Introduction: Using 3d Scanning, Modelling and Printing to Accurately Recreate an Ancient Roman Plate
This is a project I've been working on recently in which we ultimately plan to recreate an ancient roman plate to accurate scale.
The project started as an attempt to verify wether or not a fragment of a roman plate came from a dish larger than any found before. We are still awaiting confirmation of this (it's an ongoing project) but this instructable documents what we've done so far and what we plan to do next...
Step 1: Scanning the Fragment
Our first job was to get an accurate digital copy of the fragment from which we could measure the diameter.
To do this we used a Faro arm laser scanner to digitise a model of the fragment accurate to 35 microns (not much more than the thickness of a human hair!)
The first image shows a close up in which you can see the point cloud. Each green dot is an accurately measured point on the fragment. Zooming out in the other 2 pictures you can see how many there are.
This point cloud then has a mesh wrapped over it, Creating a polygon model of the fragment which we can accurately measure.
Step 2: Finding the Diameter
I extended the curved lines on the fragment into circles, once I was happy that all these circles shared the same centre I could use them to find the exact diameter of the plate. Roughly 700mm.
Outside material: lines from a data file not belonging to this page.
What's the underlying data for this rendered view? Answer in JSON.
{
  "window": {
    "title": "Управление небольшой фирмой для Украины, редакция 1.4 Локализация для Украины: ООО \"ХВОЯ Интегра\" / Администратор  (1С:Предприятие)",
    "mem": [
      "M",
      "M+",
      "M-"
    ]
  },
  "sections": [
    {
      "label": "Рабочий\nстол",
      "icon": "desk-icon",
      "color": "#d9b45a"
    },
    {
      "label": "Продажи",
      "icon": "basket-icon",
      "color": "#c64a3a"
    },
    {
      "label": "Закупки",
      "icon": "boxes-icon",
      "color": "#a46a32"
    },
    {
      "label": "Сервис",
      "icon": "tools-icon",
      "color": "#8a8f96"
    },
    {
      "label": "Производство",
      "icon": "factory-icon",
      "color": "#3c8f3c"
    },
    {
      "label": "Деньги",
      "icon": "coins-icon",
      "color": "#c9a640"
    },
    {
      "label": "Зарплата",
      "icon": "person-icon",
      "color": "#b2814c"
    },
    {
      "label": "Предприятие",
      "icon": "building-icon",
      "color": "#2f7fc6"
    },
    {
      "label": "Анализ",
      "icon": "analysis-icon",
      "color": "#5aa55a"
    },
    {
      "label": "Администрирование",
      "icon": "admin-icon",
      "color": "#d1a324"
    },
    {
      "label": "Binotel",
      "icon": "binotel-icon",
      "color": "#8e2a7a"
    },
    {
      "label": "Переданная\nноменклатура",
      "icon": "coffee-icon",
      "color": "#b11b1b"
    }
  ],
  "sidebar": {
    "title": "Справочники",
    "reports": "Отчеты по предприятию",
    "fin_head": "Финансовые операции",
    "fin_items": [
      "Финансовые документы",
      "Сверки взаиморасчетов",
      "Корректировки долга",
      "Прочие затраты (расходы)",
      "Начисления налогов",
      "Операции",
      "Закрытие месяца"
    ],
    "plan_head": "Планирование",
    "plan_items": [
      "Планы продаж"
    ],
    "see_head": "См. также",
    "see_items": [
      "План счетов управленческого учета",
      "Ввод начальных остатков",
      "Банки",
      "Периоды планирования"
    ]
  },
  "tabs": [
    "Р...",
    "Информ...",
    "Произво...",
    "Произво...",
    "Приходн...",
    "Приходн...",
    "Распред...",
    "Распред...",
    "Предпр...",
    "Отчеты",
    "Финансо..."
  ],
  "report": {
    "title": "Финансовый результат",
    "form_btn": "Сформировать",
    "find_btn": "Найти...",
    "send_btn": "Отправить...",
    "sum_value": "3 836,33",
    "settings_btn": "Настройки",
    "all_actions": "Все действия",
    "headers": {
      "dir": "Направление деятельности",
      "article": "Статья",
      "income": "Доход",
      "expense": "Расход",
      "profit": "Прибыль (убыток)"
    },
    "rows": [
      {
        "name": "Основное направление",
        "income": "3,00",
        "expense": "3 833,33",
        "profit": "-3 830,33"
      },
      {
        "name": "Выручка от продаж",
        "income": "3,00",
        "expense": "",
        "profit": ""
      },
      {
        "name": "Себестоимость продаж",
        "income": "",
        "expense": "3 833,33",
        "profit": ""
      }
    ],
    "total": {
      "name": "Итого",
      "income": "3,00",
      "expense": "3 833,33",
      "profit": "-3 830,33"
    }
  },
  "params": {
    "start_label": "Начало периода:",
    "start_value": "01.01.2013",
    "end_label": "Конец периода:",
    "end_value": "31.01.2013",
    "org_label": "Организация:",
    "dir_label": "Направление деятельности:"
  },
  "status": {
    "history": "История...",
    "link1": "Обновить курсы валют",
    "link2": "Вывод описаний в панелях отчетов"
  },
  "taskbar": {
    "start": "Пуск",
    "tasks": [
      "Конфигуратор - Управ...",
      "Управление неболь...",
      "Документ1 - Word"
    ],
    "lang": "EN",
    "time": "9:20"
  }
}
This is as far as the project has gone so far. The following steps are what's still to do. I'll update with pictures of the real process as we go through the steps ourselves..
Step 3: Recreating the Plate
With the diameter found the fragment can then be repeated again and again until ther full circle is formed.
I can then take this new polygon model and use it as a basis for rebuilding a full plate to the accurate dimensions of the original.
Step 4: Adding Detail
This recreated plate can then have detail 'carved' into it using a digital sculpting program.
For the final project we intend to use a pattern developed by an expert on Roman art using the original fragment as a basis for their designs.
For this rough example I've just used an image of a roman plate found on google as a stencil. With the stencil in place we can add depth to the model within its confines, leading to sharply defined detail on the mesh surface. Recreating the pattern on the newly modelled plate.